- Input for this task

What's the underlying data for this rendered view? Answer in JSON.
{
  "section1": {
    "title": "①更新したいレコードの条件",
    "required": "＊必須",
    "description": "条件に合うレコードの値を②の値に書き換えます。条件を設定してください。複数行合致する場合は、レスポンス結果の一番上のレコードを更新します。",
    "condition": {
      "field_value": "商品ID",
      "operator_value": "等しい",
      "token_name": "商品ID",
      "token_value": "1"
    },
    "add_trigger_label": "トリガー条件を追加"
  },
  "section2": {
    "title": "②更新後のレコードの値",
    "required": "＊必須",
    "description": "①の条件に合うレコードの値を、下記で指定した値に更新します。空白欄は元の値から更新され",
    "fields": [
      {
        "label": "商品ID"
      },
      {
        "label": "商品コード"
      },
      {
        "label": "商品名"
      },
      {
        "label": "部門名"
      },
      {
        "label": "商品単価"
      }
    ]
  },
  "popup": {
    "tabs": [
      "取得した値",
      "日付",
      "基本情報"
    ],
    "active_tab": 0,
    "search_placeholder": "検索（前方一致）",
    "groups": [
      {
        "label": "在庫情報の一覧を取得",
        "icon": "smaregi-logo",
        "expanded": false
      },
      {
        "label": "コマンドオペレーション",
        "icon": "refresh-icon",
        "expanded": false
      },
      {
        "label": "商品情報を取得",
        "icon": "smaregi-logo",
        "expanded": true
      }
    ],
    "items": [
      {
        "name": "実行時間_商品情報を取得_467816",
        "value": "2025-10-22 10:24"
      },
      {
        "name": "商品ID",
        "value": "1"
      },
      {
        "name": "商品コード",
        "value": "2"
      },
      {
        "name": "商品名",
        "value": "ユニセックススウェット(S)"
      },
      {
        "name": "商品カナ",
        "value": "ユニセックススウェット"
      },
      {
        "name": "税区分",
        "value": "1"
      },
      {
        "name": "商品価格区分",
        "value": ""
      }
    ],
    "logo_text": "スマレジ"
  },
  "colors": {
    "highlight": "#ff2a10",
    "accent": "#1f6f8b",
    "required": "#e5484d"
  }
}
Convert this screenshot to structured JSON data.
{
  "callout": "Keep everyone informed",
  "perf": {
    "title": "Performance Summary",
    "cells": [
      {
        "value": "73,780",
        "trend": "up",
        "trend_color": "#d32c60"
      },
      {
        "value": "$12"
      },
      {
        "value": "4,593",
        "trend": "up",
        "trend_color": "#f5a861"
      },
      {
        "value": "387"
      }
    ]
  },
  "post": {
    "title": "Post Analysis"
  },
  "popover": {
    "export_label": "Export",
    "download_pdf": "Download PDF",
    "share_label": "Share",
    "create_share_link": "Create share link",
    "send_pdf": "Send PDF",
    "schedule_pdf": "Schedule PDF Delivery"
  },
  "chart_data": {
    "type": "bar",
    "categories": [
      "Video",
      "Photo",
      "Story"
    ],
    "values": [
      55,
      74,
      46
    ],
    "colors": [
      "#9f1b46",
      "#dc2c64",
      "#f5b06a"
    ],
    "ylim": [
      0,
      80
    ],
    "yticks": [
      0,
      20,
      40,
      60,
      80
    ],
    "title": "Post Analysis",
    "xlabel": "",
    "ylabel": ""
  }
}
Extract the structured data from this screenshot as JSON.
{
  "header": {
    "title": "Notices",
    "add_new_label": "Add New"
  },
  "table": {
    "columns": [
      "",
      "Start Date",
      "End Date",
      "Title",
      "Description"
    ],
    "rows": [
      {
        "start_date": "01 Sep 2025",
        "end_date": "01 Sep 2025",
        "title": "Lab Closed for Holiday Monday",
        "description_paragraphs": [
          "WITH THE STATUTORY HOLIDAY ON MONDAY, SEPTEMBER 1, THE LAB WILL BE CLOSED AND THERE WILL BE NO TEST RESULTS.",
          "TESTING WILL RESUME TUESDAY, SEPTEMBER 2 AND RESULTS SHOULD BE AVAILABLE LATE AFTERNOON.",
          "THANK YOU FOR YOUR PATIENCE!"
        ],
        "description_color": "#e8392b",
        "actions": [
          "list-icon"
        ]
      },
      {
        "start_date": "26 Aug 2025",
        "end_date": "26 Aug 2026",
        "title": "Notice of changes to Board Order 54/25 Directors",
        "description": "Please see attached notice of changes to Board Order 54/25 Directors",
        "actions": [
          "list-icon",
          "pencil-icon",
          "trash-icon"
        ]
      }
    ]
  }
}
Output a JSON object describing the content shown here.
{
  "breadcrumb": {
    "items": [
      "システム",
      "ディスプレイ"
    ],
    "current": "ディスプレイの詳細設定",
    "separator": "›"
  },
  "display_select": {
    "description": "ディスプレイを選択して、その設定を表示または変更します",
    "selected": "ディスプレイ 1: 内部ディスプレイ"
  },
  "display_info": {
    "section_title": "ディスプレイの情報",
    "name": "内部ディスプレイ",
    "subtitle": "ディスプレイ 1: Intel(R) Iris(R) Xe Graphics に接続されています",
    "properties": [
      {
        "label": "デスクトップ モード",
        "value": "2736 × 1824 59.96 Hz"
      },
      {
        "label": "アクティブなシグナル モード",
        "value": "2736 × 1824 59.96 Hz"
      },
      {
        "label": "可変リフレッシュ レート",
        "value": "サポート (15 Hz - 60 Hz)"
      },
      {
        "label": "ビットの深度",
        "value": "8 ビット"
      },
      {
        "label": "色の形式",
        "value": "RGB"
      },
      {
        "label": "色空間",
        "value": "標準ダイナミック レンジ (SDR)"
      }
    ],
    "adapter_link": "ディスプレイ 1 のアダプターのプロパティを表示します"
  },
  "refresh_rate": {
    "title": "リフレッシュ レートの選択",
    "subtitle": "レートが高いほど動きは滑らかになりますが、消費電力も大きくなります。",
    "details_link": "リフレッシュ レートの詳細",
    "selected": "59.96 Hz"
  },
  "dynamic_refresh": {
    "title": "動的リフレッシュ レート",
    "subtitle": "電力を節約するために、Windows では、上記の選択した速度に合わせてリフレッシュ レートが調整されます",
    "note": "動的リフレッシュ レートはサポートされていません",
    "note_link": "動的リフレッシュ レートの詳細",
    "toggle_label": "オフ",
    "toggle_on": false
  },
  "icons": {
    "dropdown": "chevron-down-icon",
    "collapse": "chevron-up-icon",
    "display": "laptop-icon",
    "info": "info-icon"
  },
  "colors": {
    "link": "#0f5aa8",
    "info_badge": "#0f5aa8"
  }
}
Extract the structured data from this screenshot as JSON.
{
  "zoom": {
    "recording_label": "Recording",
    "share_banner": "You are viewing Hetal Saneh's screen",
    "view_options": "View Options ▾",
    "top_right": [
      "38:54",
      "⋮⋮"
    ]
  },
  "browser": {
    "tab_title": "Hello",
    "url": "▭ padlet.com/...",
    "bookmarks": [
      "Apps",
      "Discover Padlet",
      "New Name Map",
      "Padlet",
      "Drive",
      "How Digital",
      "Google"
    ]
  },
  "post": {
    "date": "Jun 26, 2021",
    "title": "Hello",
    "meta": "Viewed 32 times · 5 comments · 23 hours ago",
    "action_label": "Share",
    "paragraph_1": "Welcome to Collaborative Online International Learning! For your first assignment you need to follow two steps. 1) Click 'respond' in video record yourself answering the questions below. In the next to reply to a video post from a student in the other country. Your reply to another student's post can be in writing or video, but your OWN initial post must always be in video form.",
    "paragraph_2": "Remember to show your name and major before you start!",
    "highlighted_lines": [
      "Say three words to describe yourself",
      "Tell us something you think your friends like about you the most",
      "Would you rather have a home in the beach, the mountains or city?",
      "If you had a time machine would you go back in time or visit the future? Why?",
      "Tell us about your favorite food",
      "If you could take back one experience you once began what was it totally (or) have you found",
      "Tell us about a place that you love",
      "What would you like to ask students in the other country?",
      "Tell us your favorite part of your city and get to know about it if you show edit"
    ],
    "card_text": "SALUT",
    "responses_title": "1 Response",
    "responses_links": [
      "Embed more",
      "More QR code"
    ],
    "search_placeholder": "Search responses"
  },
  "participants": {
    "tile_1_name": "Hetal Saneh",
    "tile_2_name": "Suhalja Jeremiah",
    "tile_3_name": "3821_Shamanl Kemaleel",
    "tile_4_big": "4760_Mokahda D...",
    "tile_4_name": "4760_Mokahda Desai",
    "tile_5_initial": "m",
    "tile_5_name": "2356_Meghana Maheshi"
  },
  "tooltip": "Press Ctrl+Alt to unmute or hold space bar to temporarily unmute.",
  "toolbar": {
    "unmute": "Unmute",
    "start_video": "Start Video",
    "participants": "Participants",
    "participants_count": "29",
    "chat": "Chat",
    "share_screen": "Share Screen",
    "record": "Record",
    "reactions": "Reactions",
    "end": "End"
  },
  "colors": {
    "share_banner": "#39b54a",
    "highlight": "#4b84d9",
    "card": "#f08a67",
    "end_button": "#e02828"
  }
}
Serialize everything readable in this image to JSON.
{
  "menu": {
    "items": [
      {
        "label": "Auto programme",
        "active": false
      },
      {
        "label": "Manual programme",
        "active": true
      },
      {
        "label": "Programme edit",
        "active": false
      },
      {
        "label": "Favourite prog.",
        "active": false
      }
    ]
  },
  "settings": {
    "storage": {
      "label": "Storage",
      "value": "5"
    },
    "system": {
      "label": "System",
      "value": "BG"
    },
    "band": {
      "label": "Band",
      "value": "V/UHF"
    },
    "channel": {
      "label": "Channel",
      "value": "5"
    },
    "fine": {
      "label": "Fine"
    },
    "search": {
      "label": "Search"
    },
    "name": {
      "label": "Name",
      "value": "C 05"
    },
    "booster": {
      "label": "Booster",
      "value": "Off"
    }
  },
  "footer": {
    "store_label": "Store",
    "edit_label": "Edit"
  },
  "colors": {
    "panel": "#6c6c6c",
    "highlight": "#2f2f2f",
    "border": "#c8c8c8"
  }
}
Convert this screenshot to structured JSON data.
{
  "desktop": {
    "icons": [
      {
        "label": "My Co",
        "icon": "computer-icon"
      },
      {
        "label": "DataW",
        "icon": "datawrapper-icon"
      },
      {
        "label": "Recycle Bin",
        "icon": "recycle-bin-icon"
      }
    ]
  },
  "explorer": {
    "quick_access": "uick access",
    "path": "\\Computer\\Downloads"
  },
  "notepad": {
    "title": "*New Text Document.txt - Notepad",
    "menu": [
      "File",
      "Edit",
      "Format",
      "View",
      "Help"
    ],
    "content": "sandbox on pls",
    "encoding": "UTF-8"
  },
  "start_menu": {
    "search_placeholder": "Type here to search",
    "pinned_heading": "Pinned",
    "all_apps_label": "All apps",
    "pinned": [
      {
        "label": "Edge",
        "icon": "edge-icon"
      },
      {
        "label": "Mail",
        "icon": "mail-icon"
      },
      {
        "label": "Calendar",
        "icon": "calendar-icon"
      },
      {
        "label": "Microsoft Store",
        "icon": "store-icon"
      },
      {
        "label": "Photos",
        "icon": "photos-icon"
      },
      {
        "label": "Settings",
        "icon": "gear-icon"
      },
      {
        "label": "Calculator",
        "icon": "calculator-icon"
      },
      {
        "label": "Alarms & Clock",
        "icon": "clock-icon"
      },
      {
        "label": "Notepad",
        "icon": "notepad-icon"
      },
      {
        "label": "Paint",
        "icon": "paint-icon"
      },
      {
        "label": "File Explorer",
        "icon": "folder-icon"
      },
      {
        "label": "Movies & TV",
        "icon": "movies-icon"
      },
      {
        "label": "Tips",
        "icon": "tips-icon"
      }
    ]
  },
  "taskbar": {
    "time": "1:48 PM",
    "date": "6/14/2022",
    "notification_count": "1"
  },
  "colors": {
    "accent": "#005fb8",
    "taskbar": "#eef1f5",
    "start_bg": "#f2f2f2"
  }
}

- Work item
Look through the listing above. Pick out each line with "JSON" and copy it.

- Response to this exercise
What's the underlying data for this rendered view? Answer in JSON.
Convert this screenshot to structured JSON data.
Extract the structured data from this screenshot as JSON.
Output a JSON object describing the content shown here.
Extract the structured data from this screenshot as JSON.
Serialize everything readable in this image to JSON.
Convert this screenshot to structured JSON data.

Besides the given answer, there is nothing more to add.